“Mutually Assured Destruction” (MAD) was the term used during the Cold War to express the fickle (and spiteful) state non-agression that prevailed between the USA and USSR (and their allies) ever since WWII ended and until the dissolution of the USSR. The Cold War is probably a phenomenon that could only exist when two nations “fighting it” happen to be spectacularly powerful. So much that no matter what outcome a potential conflict may have, either nation would at best achieve a terminally Pyrhhic victory.
Now, I’m not saying that MAD is the ultimate ingredient for peace in any situation, but its success in keeping the US and USSR from annihilating each other (and in the process, the world) and its prevalence in nature are evidence of its potential.
My Kung-Fu teacher told me a story today about his old master, Richard Ratzkoff, who had an appointed fight against a fellow martial artist, nicknamed (or otherwise called) “Duke”. When Richard came to Duke’s dojo, he bowed. Duke bowed back accordingly, and a split second later, was in mid-air, fist outdrawn, aiming at Richard’s face, missing it by a fraction. Richard evaded the blow a tiny moment before recieving a knock-out fist.

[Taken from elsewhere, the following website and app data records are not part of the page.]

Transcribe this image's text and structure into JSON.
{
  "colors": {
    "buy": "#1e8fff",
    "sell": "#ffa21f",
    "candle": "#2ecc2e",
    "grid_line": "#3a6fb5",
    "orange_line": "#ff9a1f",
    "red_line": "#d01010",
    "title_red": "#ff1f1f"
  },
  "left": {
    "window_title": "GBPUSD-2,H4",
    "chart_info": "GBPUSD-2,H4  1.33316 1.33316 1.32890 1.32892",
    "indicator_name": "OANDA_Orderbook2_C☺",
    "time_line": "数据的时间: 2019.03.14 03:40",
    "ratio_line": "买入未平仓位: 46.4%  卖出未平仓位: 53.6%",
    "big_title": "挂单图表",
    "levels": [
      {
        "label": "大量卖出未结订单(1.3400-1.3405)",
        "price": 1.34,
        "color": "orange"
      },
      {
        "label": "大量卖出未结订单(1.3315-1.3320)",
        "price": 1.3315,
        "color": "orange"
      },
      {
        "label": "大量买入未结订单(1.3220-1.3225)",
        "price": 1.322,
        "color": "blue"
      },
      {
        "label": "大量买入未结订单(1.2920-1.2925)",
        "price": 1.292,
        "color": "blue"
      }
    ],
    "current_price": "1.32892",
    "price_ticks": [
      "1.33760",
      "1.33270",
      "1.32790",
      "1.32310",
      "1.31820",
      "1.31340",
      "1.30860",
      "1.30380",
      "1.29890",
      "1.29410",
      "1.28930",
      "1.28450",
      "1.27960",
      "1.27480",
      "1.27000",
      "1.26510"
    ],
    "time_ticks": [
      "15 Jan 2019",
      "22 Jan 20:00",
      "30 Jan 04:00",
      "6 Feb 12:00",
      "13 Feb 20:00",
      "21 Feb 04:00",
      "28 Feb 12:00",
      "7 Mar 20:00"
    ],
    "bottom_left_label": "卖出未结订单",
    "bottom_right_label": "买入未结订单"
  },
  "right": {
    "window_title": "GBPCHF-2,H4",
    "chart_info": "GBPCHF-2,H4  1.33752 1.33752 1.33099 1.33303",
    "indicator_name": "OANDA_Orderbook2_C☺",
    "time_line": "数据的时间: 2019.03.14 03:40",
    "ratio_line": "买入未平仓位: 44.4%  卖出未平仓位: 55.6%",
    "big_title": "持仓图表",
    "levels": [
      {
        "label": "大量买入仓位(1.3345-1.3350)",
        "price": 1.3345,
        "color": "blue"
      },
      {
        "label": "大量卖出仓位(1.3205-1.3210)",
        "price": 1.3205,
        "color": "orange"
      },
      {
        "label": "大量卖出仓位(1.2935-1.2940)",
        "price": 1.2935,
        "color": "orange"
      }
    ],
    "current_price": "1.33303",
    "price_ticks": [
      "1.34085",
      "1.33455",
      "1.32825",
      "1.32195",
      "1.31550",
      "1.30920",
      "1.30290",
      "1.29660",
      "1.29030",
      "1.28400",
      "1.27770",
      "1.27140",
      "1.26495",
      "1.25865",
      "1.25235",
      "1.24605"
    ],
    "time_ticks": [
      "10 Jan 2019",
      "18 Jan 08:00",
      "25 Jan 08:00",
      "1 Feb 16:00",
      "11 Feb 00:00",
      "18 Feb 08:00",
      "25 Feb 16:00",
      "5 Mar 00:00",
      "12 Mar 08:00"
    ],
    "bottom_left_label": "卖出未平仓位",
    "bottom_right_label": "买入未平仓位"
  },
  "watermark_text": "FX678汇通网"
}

Right after this single attack, Richard and Duke turned to face each other, bowed again, shook hands, and parted, the melee drawn to a close right there and then. Richard said that when he parried Duke’s blow, he noted in that instant that should that man succeed in striking him, he would be done for. Duke later revealed that at that moment, he came to the realization that Richard just evaded his most powerful, most agile, and fastest attack, and he would never be able to exceed it.
So the two hardened warriors accepted their opponent as worthy, and came to terms with the fact that none of them could leave this battlefield without irreparable harm.
So they chose non-aggression as a better option. I see this event as a beautiful analogy to the Cold War – two warlike giants, hardened, natural-born fighters, having witnessed each other’s prowess as warriors – concluded that a clash between them will be disastrous for both.
When I heard the story, I immediately thought of similar skirmishes in nature, for example, in stags. Some stags possess exceedingly large horns, and in many occasions, when fighting for mates or territory, conclude their fighting with both parties unharmed (or at least, alive), after coming to the realization that either party will have too much to lose by winning that fight.
So nations, grand masters and stags make their calculations similarly.
The theory collapses when you let madmen who don’t invest a great deal of thinking do the fighting. These are the kind of people who would go headlong into a fight, oblivious to whether they win or lose, but it appears that even the most dedicated warriors (as Richard and Duke obviously are) make rational considerations when they enter a conflict.